Guillermo del Toro is the latest director to enter the summer 2013 tentpole sweepstakes, and the advance tracking on his gigantic monster spectacle "Pacific Rim" doesn't bode well for an opening boffo enough to justify its $180 million cost. Del Toro is a gifted film artist applying his skills in service of a mammoth studio enterprise. That's the Hollywood challenge: to mix art and commerce in a mainstream event movie that will pull in the hordes.
But this one is more like "Avatar," an original (it sprang from the mind of writer Travis Beacham) not based on anything --unless Godzilla comes to mind. The title is not pre-branded. It's not a sequel or a popular name. Warner Bros. is selling the concept of giant robots fighting giant monsters, which you need to see on the screen to see how cool they are. At least, for some of us.
At the IMAX 3-D screening in Century City last night, the audience seemed equally split between lovers and haters. This movie will have to build word-of-mouth to be successful. The question is whether it will play to the fanboy faithful (yes) or to a wider audience stateside (maybe) and around the world (definitely, especially in Asia). But that price tag just makes the math hard to fathom. Why green light something at that level?
I am among the many who wish that del Toro had stuck it out through the MGM bankruptcy and directed "The Hobbit"; instead of his fresh look at the world conjured by J.R.R. Tolkien, we got yet another Jackson take, in three parts.
Instead del Toro jumped back into a multitude of projects, learning more CG tricks as an advisor on "Rise of the Guardians," and clearly had a blast designing and executing this gorgeous big-scale actioner. "Pacific Rim" is a straightforward dystopian war picture about how the world fights back against an assault of increasingly large sea monsters (Kaiju) from beneath the deep. Humankind pools its resources to build gargantuan human piloted fighter robots (Jaegers). (See our review roundup, interview with del Toro and director of photography Guillermo Navarro.)
The movie is well cast, from our attractive pilot heroes Charlie Hunnam ("Sons of Anarchy") and Rinko Kikuchi ("Babel") to their leader (powerful Idris Elba) and comic relief from black marketeer Ron Perlman ("Hellboy") and nerd scientists Charlie Day ("Horrible Bosses") and Burn Gorman ("The Hour"). The gender dynamics are exemplary: it's taken for granted that women are capable warriors.

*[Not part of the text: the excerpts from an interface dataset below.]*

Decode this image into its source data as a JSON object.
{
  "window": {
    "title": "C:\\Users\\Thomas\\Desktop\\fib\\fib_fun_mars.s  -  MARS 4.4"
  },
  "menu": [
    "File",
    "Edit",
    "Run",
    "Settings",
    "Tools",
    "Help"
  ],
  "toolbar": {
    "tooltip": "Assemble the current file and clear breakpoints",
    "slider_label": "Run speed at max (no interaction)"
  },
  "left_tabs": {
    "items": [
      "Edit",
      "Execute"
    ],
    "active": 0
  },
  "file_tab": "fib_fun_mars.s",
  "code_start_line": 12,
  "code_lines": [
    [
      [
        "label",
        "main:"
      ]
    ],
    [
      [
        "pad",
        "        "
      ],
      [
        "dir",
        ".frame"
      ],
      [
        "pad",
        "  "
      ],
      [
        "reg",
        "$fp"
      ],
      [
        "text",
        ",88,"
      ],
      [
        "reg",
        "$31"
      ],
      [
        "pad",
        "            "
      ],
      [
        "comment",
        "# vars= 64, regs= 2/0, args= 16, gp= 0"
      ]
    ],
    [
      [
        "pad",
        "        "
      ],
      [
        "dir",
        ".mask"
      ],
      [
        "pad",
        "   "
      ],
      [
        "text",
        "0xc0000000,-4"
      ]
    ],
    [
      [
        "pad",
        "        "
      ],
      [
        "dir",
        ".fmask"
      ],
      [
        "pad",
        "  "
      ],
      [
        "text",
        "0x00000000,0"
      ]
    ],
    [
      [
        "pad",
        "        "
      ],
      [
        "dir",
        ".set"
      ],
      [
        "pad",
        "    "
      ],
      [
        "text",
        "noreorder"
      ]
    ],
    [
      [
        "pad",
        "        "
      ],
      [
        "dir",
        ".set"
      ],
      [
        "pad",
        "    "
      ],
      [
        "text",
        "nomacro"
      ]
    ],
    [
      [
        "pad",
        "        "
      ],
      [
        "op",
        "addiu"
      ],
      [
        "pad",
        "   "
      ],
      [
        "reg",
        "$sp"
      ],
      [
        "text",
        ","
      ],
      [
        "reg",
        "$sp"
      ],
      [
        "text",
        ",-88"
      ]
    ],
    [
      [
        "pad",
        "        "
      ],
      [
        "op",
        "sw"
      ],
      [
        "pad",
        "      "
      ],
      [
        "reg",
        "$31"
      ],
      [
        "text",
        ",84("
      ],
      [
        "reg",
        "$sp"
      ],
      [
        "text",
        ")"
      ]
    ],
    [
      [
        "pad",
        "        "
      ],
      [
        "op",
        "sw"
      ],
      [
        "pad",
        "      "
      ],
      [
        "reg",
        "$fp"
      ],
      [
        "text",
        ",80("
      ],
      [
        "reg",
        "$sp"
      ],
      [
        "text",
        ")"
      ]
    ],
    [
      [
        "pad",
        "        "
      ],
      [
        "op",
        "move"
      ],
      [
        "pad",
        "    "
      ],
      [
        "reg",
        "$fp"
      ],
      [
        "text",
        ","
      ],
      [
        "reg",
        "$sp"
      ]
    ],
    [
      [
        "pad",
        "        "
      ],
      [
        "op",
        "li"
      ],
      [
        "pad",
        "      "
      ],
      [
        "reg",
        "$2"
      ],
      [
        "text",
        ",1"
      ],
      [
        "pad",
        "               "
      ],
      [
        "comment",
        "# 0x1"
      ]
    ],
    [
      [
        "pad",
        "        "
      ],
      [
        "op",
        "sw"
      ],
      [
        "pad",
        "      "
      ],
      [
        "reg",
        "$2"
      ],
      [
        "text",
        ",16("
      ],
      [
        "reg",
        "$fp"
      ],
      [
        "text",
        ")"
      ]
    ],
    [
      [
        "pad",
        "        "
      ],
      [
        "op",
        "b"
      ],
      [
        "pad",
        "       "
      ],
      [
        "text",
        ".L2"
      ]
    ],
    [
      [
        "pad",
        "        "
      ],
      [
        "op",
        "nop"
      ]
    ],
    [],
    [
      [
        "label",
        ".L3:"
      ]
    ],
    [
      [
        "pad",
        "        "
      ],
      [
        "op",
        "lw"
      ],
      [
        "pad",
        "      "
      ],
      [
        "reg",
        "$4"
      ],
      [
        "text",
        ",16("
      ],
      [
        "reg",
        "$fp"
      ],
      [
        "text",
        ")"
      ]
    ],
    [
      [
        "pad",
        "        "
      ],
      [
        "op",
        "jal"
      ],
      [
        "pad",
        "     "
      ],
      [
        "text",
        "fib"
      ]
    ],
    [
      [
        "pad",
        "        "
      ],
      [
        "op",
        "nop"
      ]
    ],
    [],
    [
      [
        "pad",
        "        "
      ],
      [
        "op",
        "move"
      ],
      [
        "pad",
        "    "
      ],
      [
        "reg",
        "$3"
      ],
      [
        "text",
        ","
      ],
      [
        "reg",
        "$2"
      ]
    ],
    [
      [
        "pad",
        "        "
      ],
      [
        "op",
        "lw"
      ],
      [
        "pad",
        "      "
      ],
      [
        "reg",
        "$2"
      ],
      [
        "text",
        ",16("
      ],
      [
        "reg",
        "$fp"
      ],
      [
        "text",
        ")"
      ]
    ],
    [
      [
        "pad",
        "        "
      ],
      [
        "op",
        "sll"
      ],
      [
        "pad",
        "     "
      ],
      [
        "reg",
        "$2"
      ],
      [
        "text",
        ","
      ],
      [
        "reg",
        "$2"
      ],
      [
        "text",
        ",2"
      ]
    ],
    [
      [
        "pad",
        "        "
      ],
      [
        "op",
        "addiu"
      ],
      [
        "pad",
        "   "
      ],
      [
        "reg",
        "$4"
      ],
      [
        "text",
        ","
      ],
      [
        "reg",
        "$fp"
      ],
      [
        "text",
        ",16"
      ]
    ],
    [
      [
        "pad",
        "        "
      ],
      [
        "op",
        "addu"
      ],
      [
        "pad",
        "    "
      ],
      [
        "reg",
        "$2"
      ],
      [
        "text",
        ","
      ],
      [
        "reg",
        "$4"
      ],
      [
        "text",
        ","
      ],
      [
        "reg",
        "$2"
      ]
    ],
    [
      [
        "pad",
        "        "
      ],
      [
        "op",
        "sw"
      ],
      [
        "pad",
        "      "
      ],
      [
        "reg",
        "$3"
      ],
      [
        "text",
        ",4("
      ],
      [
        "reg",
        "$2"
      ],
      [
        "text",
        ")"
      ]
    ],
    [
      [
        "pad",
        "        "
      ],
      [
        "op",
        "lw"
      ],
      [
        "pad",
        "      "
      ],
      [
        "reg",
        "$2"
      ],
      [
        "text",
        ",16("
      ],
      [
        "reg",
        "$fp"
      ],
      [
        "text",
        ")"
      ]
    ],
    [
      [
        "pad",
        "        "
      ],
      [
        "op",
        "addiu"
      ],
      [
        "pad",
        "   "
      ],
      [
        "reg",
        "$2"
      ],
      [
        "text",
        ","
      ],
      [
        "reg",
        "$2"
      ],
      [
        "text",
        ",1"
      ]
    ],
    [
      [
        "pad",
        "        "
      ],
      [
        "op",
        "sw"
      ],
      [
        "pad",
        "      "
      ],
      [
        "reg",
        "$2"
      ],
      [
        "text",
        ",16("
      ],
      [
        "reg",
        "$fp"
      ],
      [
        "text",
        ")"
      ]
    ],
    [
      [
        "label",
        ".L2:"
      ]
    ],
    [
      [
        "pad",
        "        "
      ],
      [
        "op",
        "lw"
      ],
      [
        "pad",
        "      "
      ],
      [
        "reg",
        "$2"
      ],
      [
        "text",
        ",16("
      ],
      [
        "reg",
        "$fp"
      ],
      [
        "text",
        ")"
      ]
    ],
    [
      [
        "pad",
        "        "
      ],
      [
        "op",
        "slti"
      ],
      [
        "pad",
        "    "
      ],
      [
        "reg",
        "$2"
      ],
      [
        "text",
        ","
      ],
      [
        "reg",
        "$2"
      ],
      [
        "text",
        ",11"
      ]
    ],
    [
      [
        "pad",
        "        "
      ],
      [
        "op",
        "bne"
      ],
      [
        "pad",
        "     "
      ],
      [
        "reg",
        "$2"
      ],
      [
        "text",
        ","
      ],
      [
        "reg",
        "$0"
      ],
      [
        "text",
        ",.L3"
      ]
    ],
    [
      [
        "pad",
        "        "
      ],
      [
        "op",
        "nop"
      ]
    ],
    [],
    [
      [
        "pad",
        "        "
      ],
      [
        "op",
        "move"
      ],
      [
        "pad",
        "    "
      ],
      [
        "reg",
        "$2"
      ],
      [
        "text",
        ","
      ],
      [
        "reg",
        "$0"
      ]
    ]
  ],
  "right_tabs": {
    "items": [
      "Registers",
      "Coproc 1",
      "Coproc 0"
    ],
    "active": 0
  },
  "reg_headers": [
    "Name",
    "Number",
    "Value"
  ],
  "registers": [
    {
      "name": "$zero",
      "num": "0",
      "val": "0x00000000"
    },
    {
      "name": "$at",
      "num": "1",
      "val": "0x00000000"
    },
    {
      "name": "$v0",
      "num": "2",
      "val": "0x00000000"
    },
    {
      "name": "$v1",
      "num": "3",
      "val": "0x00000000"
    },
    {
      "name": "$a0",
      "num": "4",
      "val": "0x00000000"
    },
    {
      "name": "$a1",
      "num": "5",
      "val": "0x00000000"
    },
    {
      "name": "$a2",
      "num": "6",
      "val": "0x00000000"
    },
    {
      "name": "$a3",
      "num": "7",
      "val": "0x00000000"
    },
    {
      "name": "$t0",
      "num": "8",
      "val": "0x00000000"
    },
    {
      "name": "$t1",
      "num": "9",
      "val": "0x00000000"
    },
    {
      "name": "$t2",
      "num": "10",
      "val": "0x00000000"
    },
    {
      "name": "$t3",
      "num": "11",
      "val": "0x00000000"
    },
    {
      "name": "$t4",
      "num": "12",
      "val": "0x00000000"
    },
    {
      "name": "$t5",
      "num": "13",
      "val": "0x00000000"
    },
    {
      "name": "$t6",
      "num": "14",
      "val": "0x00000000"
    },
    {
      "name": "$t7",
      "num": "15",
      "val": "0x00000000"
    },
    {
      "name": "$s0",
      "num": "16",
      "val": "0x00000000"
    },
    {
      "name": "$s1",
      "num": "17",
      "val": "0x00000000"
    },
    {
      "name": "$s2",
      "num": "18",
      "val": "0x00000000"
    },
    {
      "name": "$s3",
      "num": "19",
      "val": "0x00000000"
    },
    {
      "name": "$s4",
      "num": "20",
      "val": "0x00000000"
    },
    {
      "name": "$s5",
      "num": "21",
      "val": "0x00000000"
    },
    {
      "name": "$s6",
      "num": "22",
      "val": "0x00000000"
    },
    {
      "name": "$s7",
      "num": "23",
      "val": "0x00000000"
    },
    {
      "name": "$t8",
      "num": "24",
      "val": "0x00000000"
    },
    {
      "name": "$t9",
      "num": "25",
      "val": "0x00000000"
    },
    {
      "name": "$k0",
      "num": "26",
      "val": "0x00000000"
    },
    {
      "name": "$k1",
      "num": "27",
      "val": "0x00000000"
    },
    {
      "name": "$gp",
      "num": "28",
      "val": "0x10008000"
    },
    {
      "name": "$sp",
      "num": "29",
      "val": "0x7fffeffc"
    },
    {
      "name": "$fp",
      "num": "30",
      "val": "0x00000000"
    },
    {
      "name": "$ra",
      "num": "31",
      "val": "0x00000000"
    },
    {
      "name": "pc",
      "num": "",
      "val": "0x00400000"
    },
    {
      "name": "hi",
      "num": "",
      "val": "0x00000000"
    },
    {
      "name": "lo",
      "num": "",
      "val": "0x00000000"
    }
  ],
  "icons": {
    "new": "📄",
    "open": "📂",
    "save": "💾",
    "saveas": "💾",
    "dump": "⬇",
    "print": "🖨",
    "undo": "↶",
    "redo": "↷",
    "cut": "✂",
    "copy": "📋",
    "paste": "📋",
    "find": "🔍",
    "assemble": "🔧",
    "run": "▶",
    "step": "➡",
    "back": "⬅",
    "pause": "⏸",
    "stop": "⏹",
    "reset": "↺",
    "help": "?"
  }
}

"The Matrix" makes the closest comparison for the visual sophistication and dynamism of this world, or Ridley Scott's "Blade Runner," although del Toro relies too heavily on fight scenes staged on rainy nights. ILM delivers awards-worthy effects under the supervision of John Knoll; unlike Roland Emmerich's "Godzilla," the filmmakers know how to establish and reveal the epic scale of these battles. As you'd expect from del Toro ("Hellboy," "Pan's Labyrinth"), the designs and images of "Pacific Rim" are inventive and gorgeous, whether flying over Hong Kong or climbing the construction site of a giant wall. Certain images: three Jaegers striding across the ocean floor for a standoff with the Kaiju, and the film's centerpiece, when a young Japanese girl encounters a giant monster one-on-one, are unforgettable.
Like many of these over-pixelated movies, from "Transformers" to "Star Trek," eventually the clashing battles wear you down. Also hard to escape is the intensely layered sound design--which del Toro labored over, he told me proudly-- which roars in your ears; eventually I had to cover them.
Still, I'd rather see the studios take a gamble on a cinematic artist's original vision than something same old. Hopefully audiences will feel the same way.